Trashed DVD coverThe Earth has the possibility of becoming a garbage heap. In the documentary Trashed, Jeremy Irons narrates the problems and solutions to modern waste management while he travels from open air heaps in Lebanon to modernized dumpsites in the U.S. Broken down into “Land”, “Air”, “Water”, and “Solutions”, Irons guides the viewer through issues like groundwater pollution, birth defects, and oceans becoming a slurry of toxins – all caused by the world’s lax landfill regulations. With easy solutions, like more stringent fines on those who fail to recycle, Trashed lays out not only problems, but attainable solutions. If you like Jeremy Irons’ golden baritone or movies that are good for watercooler talk in the morning, try Trashed.

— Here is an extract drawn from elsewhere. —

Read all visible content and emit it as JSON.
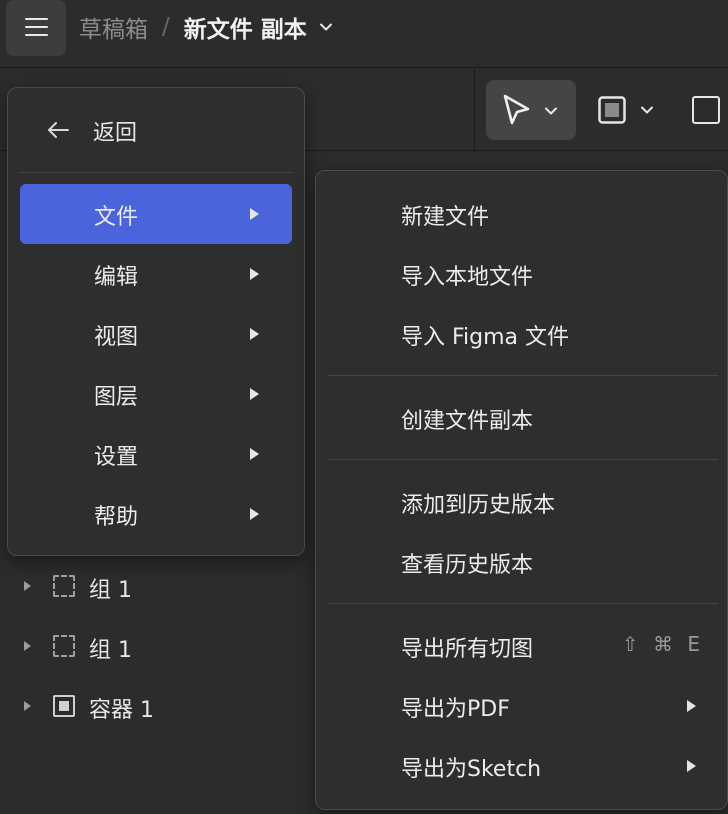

By Readers' Advisor on January 16, 2014 Categories: Movies and TV, Nonfiction

New: Fiction and Nonfiction

Every Friday the Library will bring you two short lists of buzz-worthy books in a rotating series of popular genres.

For these and other fresh reads, stop by the second floor Fiction/AV/Teen desk. While there, talk to a Readers’ Advisor about new and old titles tailored to your taste.

Get your reading glasses on, because here we go!

New: Fiction Books

Mercy Snow book cover

What I Had Before I had you book cover

Andrew's Brain book cover

Today I am a Boy book cover

Invention of Wings book cover

Under the Jeweled Sky book cover

Still Life with Bread Crumbs book cover

What We've Lost is Nothing book cover

New: Nonfiction Books

Short Guide to a Long Life book cover

Thing I've Learned from Dying book cover

Empire of Necessity book cover

Accidental Universe book cover

Talk about a Dream book cover

Polio Wars book coverLittle Failure book cover

Body Counts book cover

By Readers' Advisor on January 10, 2014 Categories: Books, New Arrivals, Nonfiction

Nonfiction: Brassaï: Paris Nocturne

Brassai: Paris NocturneBrassaï moved to Paris in 1924. He slept all day and roamed the streets at night, photographing the moonlit Montparnasse quarter and beyond. Street toughs grinned broadly for him, prostitutes coyly raised thinly-lined eyebrows, and young couples necking on benches ignored the photographer entirely. Brassaï may have been called boring by his friend (and famed writer) Henry Miller, but his work is everything and anything but dull. There are no grittier, livelier images of Depression-era, European nightlife than what Brassaï captured. If you like black and white gangster movies, unflinching photography, or just want a conversation-starter of a coffee table book, try Brassaï: Paris Nocturne.

By Readers' Advisor on January 9, 2014 Categories: Books, Nonfiction